Fading Plan Expectations

Because there appears to be some misunderstanding regarding the fading plan for 1:1 supervision reflecting a step-by-step plan that, if and when completed successfully, results in the individual no longer receiving 1:1 supervision, the following guidance is provided. Including a statement indicating the team will consider fading when "such and such" criteria are met is not a sufficient fading plan.

DADS expectations for a reasonable LON 9 fading plan are as follows:

  • The plan to fade 1:1 should be part of the BSP. The fading plan is specific to the individual and based upon the life-threatening behavior(s) for which 1:1 supervision (restrictive/intrusive procedure) is required. The criteria for implementing fading should be tied specifically to the life-threatening behavior(s) for which the LON 9 (1:1 supervision) is authorized and, if determined by percentages, tied to the baseline rate (rates before implementation of any behavior plan — if known). Alternatively, a specific number of episodes/instances of the behavior could be set as criteria. The fading plan should have the best possible chance of being successful based on the teams' knowledge of the individual.
  • The fading plan should be a gradual process that gives the individual time to adjust to the changes in supervision and enables him or her to experience the success he or she is achieving. Alternatively, fading can be set to be attempted routinely at a specific time and/or place and then expanded to other times/places. Said in another way: The actual fading plan needs to be described in a step-by-step fashion that ends up with 1:1 supervision being discontinued. To be successful, these should be small steps and designed by the team and psychologist.
  • Criteria are identified for expanding or generalizing fading to other times and or places. Alternatively, fading can be indefinite and only tied to criteria for beginning 1:1 supervision (e.g., start the day with the 1:1 staff providing "line-of-sight" supervision unless and until the individual exhibits the [or one of the] behaviors for which the 1:1 supervision was authorized).
  • Criteria for abandoning the fading plan or going back one step also should be specified. The criteria for going back to 1:1 supervision are operationally defined or identified (i.e., what constitutes failure on a specific fading attempt). This also should include direction on where or on what step to resume the fading schedule and for how long, if it is different than the original fading plan.
  • The completion of the fading plan from constant 1:1 supervision to a less restrictive level (e.g., "line-of-sight" or "general") supervision can be accomplished within one year if fading progresses without the individual exhibiting the life-threatening behavior(s).
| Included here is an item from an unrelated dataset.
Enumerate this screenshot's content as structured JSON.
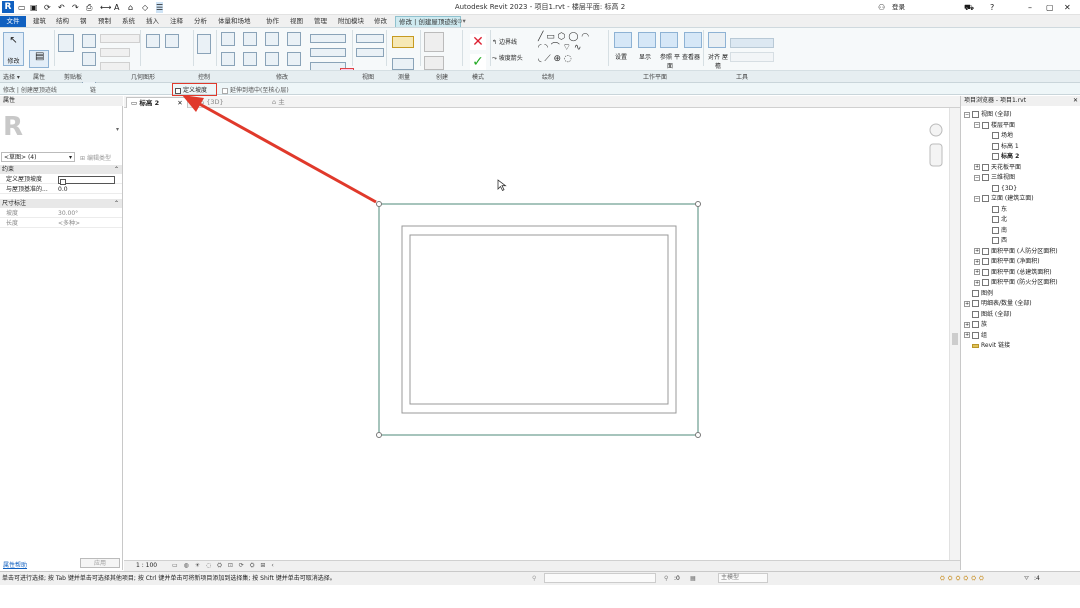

If a provider or his or her staff psychologist needs clarification of the above, they may contact:

Texas Department of Aging and Disability Services
Access & Intake
IDD Waivers Program Enrollment/Utilization Review
Mail Code W551
P. O. Box 149030
Austin, Texas 78714-9030

PE/UR Message Line: 512-438-5055

Fax: 512-438-4249